|Department of Veterans Affairs||To improve the monitoring and oversight of clinical contracts, the Secretary of Veterans Affairs should direct the Under Secretary for Health to revise current standard operating procedures for CORs to provide guidance on the number of contracts, based on size and complexity, each COR should manage to ensure that all CORs maintain a workload that allows them to fulfill their duties as a COR and their primary position responsibilities.||
In December 2015, VHA issued revised standard operating procedures to include new instructions for staff to consider certain factors when nominating a contracting officer representative (COR) and for determining the number of contracts each COR should manage. VHA also revised the COR nomination memorandum to reflect these considerations.
|Department of Veterans Affairs||To improve the monitoring and oversight of clinical contracts, the Secretary of Veterans Affairs should direct the Under Secretary for Health to modify existing COR training to ensure it includes examples and discussion of how to develop and monitor service contracts--including contracts for the provision of clinical care in VAMCs.||
The Department of Veterans Affairs (VA) developed several training modules for contracting officer's representatives that included information on developing and monitoring clinical contracts.
|Department of Veterans Affairs||To improve the monitoring and oversight of clinical contracts, the Secretary of Veterans Affairs should direct the Under Secretary for Health to increase Service Area Office and VA Central Office oversight of Contracting Officers and CORs by ensuring that post-award contracting files are regularly reviewed for all network contracting offices.||

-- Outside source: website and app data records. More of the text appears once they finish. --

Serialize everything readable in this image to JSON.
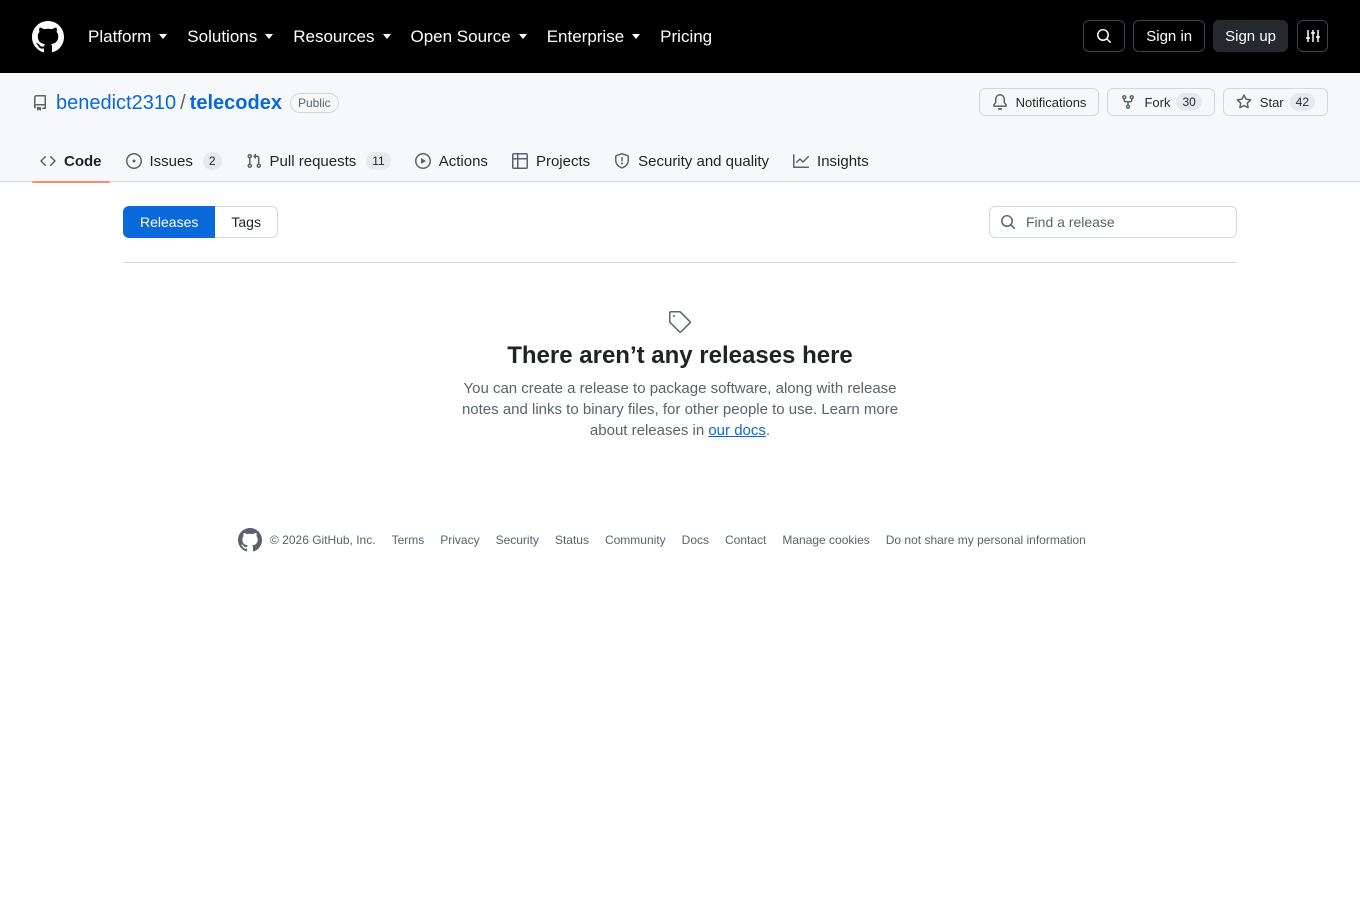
{
  "header": {
    "nav": [
      {
        "label": "Platform",
        "has_caret": true
      },
      {
        "label": "Solutions",
        "has_caret": true
      },
      {
        "label": "Resources",
        "has_caret": true
      },
      {
        "label": "Open Source",
        "has_caret": true
      },
      {
        "label": "Enterprise",
        "has_caret": true
      },
      {
        "label": "Pricing",
        "has_caret": false
      }
    ],
    "sign_in": "Sign in",
    "sign_up": "Sign up"
  },
  "repo": {
    "owner": "benedict2310",
    "separator": "/",
    "name": "telecodex",
    "visibility": "Public",
    "notifications": "Notifications",
    "fork_label": "Fork",
    "fork_count": "30",
    "star_label": "Star",
    "star_count": "42"
  },
  "tabs": [
    {
      "label": "Code",
      "icon": "code-icon",
      "selected": true
    },
    {
      "label": "Issues",
      "icon": "issue-icon",
      "count": "2"
    },
    {
      "label": "Pull requests",
      "icon": "pull-request-icon",
      "count": "11"
    },
    {
      "label": "Actions",
      "icon": "play-icon"
    },
    {
      "label": "Projects",
      "icon": "table-icon"
    },
    {
      "label": "Security and quality",
      "icon": "shield-icon"
    },
    {
      "label": "Insights",
      "icon": "graph-icon"
    }
  ],
  "subnav": {
    "releases": "Releases",
    "tags": "Tags",
    "search_placeholder": "Find a release"
  },
  "blankslate": {
    "title": "There aren’t any releases here",
    "body": "You can create a release to package software, along with release notes and links to binary files, for other people to use. Learn more about releases in ",
    "link": "our docs",
    "end": "."
  },
  "footer": {
    "copyright": "© 2026 GitHub, Inc.",
    "links": [
      "Terms",
      "Privacy",
      "Security",
      "Status",
      "Community",
      "Docs",
      "Contact",
      "Manage cookies",
      "Do not share my personal information"
    ]
  },
  "colors": {
    "accent": "#0969da",
    "tab_underline": "#fd8c73",
    "topbar": "#000000"
  }
}
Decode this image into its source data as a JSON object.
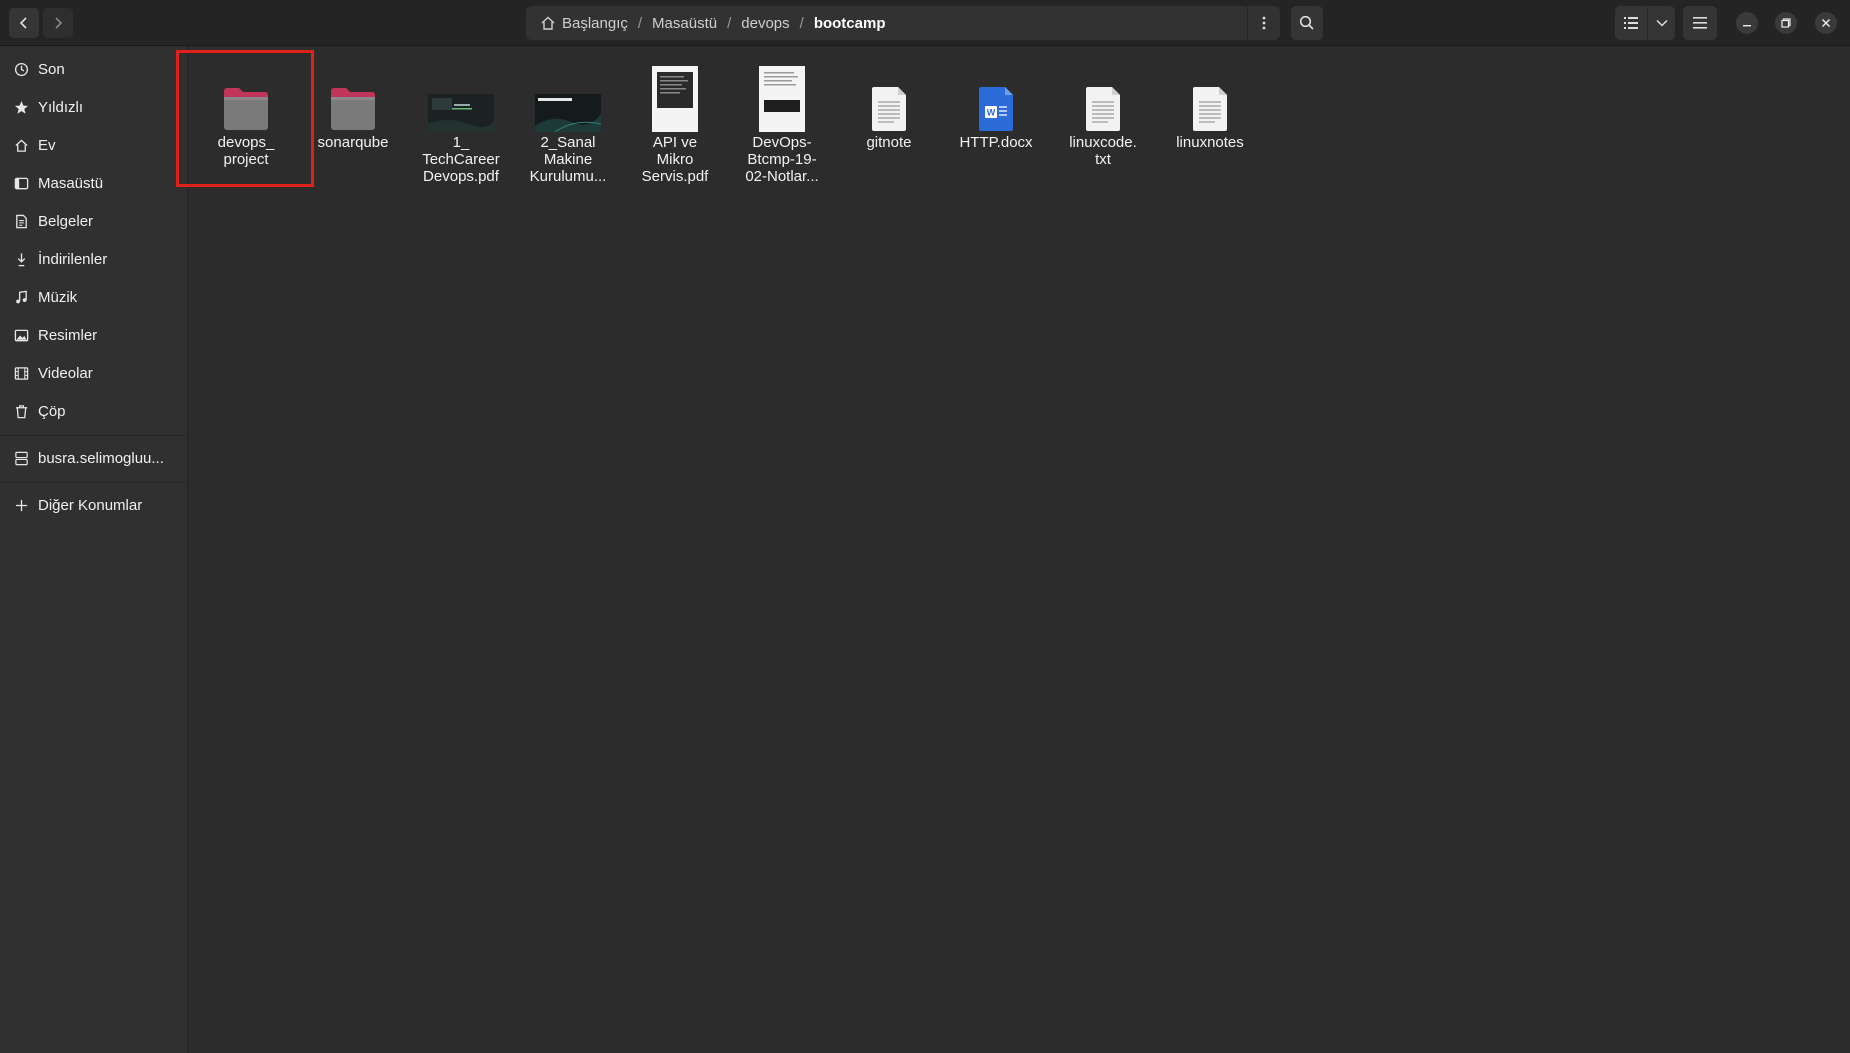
{
  "pathbar": {
    "crumbs": [
      "Başlangıç",
      "Masaüstü",
      "devops",
      "bootcamp"
    ]
  },
  "icons": {
    "back": "chevron-left-icon",
    "forward": "chevron-right-icon",
    "home": "home-icon",
    "path_menu": "vertical-dots-icon",
    "search": "search-icon",
    "view_list": "list-view-icon",
    "view_dropdown": "chevron-down-icon",
    "main_menu": "hamburger-menu-icon",
    "minimize": "minimize-icon",
    "maximize": "maximize-icon",
    "close": "close-icon"
  },
  "sidebar": {
    "items": [
      {
        "label": "Son",
        "icon": "clock-icon"
      },
      {
        "label": "Yıldızlı",
        "icon": "star-icon"
      },
      {
        "label": "Ev",
        "icon": "home-icon"
      },
      {
        "label": "Masaüstü",
        "icon": "desktop-icon"
      },
      {
        "label": "Belgeler",
        "icon": "document-icon"
      },
      {
        "label": "İndirilenler",
        "icon": "download-icon"
      },
      {
        "label": "Müzik",
        "icon": "music-icon"
      },
      {
        "label": "Resimler",
        "icon": "image-icon"
      },
      {
        "label": "Videolar",
        "icon": "film-icon"
      },
      {
        "label": "Çöp",
        "icon": "trash-icon"
      },
      {
        "label": "busra.selimogluu...",
        "icon": "drive-icon"
      },
      {
        "label": "Diğer Konumlar",
        "icon": "plus-icon"
      }
    ]
  },
  "files": [
    {
      "name": "devops_\nproject",
      "type": "folder"
    },
    {
      "name": "sonarqube",
      "type": "folder"
    },
    {
      "name": "1_\nTechCareer\nDevops.pdf",
      "type": "pdf-dark-slide"
    },
    {
      "name": "2_Sanal\nMakine\nKurulumu...",
      "type": "pdf-dark-slide",
      "thumb_text": "SANAL MAKINE"
    },
    {
      "name": "API ve\nMikro\nServis.pdf",
      "type": "pdf-page-dark"
    },
    {
      "name": "DevOps-\nBtcmp-19-\n02-Notlar...",
      "type": "pdf-page-light"
    },
    {
      "name": "gitnote",
      "type": "text"
    },
    {
      "name": "HTTP.docx",
      "type": "word"
    },
    {
      "name": "linuxcode.\ntxt",
      "type": "text"
    },
    {
      "name": "linuxnotes",
      "type": "text"
    }
  ],
  "colors": {
    "background": "#2c2c2c",
    "sidebar": "#303030",
    "headerbar": "#242424",
    "folder_tab": "#c0355a",
    "folder_body": "#7a7a7a",
    "highlight": "#e0201b",
    "word_blue": "#2b6cd8"
  }
}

In October 2013, we recommended that the Veterans Health Administration increase its oversight for all network contracting offices. In June 2016 the Veterans Health Administration reported that the agency had completed reviews for all it network contracting offices for fiscal year 2016 and had a schedule in place for fiscal year 2017.